┌──

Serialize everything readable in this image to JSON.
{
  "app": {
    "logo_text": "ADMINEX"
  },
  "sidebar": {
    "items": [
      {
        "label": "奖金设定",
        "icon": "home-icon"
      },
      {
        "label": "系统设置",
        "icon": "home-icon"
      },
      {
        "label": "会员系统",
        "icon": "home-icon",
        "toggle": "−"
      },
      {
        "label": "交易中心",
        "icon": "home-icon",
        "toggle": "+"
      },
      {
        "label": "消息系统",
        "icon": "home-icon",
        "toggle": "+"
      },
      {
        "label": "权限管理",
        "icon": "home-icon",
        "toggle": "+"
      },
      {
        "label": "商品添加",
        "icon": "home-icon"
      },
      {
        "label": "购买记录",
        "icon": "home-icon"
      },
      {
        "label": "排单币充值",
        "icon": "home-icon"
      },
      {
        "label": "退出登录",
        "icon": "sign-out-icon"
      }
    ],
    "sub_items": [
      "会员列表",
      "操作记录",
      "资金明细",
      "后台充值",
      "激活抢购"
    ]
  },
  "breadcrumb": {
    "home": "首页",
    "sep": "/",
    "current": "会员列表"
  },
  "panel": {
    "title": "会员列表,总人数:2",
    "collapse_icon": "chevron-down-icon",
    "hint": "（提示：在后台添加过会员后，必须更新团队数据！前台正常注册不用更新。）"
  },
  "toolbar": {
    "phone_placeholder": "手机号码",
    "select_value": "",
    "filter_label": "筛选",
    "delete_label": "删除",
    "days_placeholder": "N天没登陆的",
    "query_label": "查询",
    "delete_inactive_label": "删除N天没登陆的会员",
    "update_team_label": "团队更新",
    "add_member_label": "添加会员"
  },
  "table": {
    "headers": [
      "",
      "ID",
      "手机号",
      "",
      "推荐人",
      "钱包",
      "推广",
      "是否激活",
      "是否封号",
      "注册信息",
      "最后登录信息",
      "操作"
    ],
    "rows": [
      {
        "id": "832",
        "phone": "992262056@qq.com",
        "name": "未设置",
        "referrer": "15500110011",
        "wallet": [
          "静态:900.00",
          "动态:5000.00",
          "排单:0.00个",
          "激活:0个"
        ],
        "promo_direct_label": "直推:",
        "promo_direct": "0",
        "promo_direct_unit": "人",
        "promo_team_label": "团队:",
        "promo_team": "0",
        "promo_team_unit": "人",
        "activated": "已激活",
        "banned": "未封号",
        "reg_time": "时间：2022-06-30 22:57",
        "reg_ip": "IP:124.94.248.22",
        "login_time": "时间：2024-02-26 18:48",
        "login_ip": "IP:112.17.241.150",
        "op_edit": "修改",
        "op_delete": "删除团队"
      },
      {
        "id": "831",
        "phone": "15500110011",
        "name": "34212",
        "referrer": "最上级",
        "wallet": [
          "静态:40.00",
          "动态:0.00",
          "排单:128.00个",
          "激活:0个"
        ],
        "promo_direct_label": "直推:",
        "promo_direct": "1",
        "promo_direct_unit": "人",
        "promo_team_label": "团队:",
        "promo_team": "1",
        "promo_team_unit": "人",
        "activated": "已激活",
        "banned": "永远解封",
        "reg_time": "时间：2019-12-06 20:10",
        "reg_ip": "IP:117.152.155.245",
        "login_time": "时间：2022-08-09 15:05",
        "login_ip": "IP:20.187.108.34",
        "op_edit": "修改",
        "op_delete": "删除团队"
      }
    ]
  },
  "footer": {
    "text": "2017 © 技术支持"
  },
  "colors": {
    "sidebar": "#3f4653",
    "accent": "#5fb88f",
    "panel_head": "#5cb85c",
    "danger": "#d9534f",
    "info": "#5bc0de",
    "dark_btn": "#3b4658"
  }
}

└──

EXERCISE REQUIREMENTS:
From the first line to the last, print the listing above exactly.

PROBLEM SOLUTION:
Serialize everything readable in this image to JSON.
{
  "app": {
    "logo_text": "ADMINEX"
  },
  "sidebar": {
    "items": [
      {
        "label": "奖金设定",
        "icon": "home-icon"
      },
      {
        "label": "系统设置",
        "icon": "home-icon"
      },
      {
        "label": "会员系统",
        "icon": "home-icon",
        "toggle": "−"
      },
      {
        "label": "交易中心",
        "icon": "home-icon",
        "toggle": "+"
      },
      {
        "label": "消息系统",
        "icon": "home-icon",
        "toggle": "+"
      },
      {
        "label": "权限管理",
        "icon": "home-icon",
        "toggle": "+"
      },
      {
        "label": "商品添加",
        "icon": "home-icon"
      },
      {
        "label": "购买记录",
        "icon": "home-icon"
      },
      {
        "label": "排单币充值",
        "icon": "home-icon"
      },
      {
        "label": "退出登录",
        "icon": "sign-out-icon"
      }
    ],
    "sub_items": [
      "会员列表",
      "操作记录",
      "资金明细",
      "后台充值",
      "激活抢购"
    ]
  },
  "breadcrumb": {
    "home": "首页",
    "sep": "/",
    "current": "会员列表"
  },
  "panel": {
    "title": "会员列表,总人数:2",
    "collapse_icon": "chevron-down-icon",
    "hint": "（提示：在后台添加过会员后，必须更新团队数据！前台正常注册不用更新。）"
  },
  "toolbar": {
    "phone_placeholder": "手机号码",
    "select_value": "",
    "filter_label": "筛选",
    "delete_label": "删除",
    "days_placeholder": "N天没登陆的",
    "query_label": "查询",
    "delete_inactive_label": "删除N天没登陆的会员",
    "update_team_label": "团队更新",
    "add_member_label": "添加会员"
  },
  "table": {
    "headers": [
      "",
      "ID",
      "手机号",
      "",
      "推荐人",
      "钱包",
      "推广",
      "是否激活",
      "是否封号",
      "注册信息",
      "最后登录信息",
      "操作"
    ],
    "rows": [
      {
        "id": "832",
        "phone": "992262056@qq.com",
        "name": "未设置",
        "referrer": "15500110011",
        "wallet": [
          "静态:900.00",
          "动态:5000.00",
          "排单:0.00个",
          "激活:0个"
        ],
        "promo_direct_label": "直推:",
        "promo_direct": "0",
        "promo_direct_unit": "人",
        "promo_team_label": "团队:",
        "promo_team": "0",
        "promo_team_unit": "人",
        "activated": "已激活",
        "banned": "未封号",
        "reg_time": "时间：2022-06-30 22:57",
        "reg_ip": "IP:124.94.248.22",
        "login_time": "时间：2024-02-26 18:48",
        "login_ip": "IP:112.17.241.150",
        "op_edit": "修改",
        "op_delete": "删除团队"
      },
      {
        "id": "831",
        "phone": "15500110011",
        "name": "34212",
        "referrer": "最上级",
        "wallet": [
          "静态:40.00",
          "动态:0.00",
          "排单:128.00个",
          "激活:0个"
        ],
        "promo_direct_label": "直推:",
        "promo_direct": "1",
        "promo_direct_unit": "人",
        "promo_team_label": "团队:",
        "promo_team": "1",
        "promo_team_unit": "人",
        "activated": "已激活",
        "banned": "永远解封",
        "reg_time": "时间：2019-12-06 20:10",
        "reg_ip": "IP:117.152.155.245",
        "login_time": "时间：2022-08-09 15:05",
        "login_ip": "IP:20.187.108.34",
        "op_edit": "修改",
        "op_delete": "删除团队"
      }
    ]
  },
  "footer": {
    "text": "2017 © 技术支持"
  },
  "colors": {
    "sidebar": "#3f4653",
    "accent": "#5fb88f",
    "panel_head": "#5cb85c",
    "danger": "#d9534f",
    "info": "#5bc0de",
    "dark_btn": "#3b4658"
  }
}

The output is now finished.